Cycling with the dog can be great fun for both parties – it always looks great when sporty people go for a bike ride with their wiry dog. And the four-legged friend must therefore work out much better than if he just goes for a walk. But you keep thinking: how do they do it? Do the cyclists really never fall and does the fur child really always keep up? And what actually happens when a rabbit or a deer is in sight at the edge of the forest? It’s hard to imagine how fast you can get on a bike with a dog on it and then the hunting instinct wins. I have summarized for you how you can ride a bike with your dog without an accident.
What Does My Dog Have to Be Able to Do?
The prerequisites for this are, of course, first of all, that your dog is no longer a small puppy. On the one hand, this has to do with the fact that he would still be very playful and, on the other hand, that the soft hips would not yet be able to withstand such a permanent load. You also avoid climbing stairs with very small dogs and carry them instead so that you don’t damage your hips at a young age. After about one and a half to 2 years, the skeleton is mature and firm. If in doubt, breeders and veterinarians will provide information as to when your own dog can run next to the bike.
Commands Have to Sit!

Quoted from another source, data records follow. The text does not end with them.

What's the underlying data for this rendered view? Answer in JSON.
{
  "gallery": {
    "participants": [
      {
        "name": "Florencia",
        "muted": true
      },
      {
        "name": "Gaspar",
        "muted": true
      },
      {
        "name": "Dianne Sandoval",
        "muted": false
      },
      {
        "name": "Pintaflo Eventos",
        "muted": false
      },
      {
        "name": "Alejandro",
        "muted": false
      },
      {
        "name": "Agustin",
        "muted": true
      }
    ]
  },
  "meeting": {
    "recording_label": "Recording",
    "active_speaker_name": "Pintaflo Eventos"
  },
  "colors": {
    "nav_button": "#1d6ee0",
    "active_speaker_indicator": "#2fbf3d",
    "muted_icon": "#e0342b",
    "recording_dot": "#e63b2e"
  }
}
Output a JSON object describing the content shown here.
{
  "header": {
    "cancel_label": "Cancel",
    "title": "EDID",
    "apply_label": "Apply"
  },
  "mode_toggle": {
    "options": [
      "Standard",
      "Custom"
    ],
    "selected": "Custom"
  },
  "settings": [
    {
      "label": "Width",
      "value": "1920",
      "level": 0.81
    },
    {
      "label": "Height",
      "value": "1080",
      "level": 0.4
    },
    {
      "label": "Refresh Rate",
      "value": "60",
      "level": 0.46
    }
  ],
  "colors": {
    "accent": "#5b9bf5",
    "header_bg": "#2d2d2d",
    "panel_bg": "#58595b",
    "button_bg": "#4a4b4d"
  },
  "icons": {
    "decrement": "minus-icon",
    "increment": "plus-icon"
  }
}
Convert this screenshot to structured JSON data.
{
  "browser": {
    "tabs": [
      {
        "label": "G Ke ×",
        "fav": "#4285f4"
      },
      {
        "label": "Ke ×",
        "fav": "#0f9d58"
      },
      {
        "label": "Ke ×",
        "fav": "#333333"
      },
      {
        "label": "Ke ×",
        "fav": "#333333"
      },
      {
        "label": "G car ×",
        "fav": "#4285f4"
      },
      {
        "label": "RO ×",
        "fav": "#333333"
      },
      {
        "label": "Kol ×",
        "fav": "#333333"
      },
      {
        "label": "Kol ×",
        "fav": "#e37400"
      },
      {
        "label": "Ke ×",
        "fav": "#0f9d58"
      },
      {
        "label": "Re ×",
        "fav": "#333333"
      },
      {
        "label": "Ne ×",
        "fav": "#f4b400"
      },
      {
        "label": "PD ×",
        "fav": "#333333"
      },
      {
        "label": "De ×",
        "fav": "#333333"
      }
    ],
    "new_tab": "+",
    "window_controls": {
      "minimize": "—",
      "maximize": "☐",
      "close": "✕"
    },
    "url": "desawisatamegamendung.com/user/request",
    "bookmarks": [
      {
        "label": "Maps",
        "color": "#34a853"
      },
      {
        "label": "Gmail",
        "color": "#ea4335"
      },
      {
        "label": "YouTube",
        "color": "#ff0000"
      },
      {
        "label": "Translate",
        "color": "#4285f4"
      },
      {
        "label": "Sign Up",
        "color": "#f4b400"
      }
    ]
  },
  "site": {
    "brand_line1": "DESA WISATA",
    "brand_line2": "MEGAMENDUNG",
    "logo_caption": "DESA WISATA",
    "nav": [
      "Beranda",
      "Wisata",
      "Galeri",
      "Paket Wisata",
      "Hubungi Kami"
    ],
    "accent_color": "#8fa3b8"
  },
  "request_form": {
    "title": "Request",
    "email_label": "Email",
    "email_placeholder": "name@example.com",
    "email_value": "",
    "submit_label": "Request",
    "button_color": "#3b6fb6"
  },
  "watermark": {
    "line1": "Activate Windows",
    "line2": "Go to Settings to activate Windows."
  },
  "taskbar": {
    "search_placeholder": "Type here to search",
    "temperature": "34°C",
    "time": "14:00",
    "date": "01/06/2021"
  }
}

In addition, the most common commands and orders should fit perfectly. By this I mean above all the “no” and the “off”, as well as “foot” etc. This in turn ensures that your dog also obeys you when it sees potential prey. It goes without saying that every dog has a certain hunting instinct, but you are its master and you are in charge.
Dogs in particular, which are subject to a pronounced hunting instinct and are good burners, only really let off steam when cycling. The best example of this would be Jack Russel. But all in all, there isn’t a race that wouldn’t enjoy cycling with their masters or women. With very sluggish and heavy breeds as well as with very small dogs, however, one should consider whether cycling offers the right form of exhaustion. If you want to be pulled by your dog, bikejoring or the trend sport dog scooting would be a tip for reading on.
I’m Afraid of Falling
Ultimately, you don’t have to. Of course, this is just a matter of practice, but after all, you are a well-rehearsed team in everyday life. And if your four-legged friend can implement the commands you give him, you don’t have to worry about falling. It should also be emphasized that it is better to use a harness than a normal collar. And in the shops, you can also get a special device with which you can attach the leash to the bike. In case of doubt, this allows the animal to be released in an emergency and also cushions jerky pulling. For more extensive tours, please decide on forest soil as the surface and not solid asphalt paths, as this puts a strain on your dog’s joints.
How Do I Proceed?
It’s best to start slowly. First of all, I would recommend only pushing the bike to the side during the upcoming walks. If that works well, you can sit on it and roll along a few meters. After that, your darling gets a treat as a reward for accepting the bike as a new companion and not running away.
If you increase the whole thing, please also increase the training slowly so that your dog does not immediately overdo it with joy. In the beginning, a 10-minute bike ride is really enough. And please don’t go full throttle all the time either, it has to be a varied tour, in which things sometimes go very slowly so that your four-legged friend can also sniff and enjoy.
First, please keep your dog on a leash. Your calf should also be his running height. You have to give him plenty of praise for that. Even if it stops and comes back to the correct height when you stop to stop it. If your darling moves again, stand still until he finds his place again. Then give praise and so on.
In general, you should show your dog both sides of the bike so that you can cycle on both sides if in doubt.
Choosing the Right Equipment
In order to be really safe on the road, you should only get on your bike with the appropriate equipment, especially for your own protection but also to protect your dog. First and foremost, this includes a roadworthy bicycle. You need to be able to rely on your brakes and have a stable grip on the bike. A loose bike handlebar, missing lights, and a wobbly saddle are the least that should be fixed.
A well-fitting bicycle helmet should also be taken for granted. This not only applies to the first training sessions but in general. On the road, you MUST reckon with the stupidity or at least the mistakes of others. Depending on the size of the planned bike tour and the selected routes, you should also have a poop bag, a water bowl, and enough water in your equipment. Check out bike helmets on Amazon.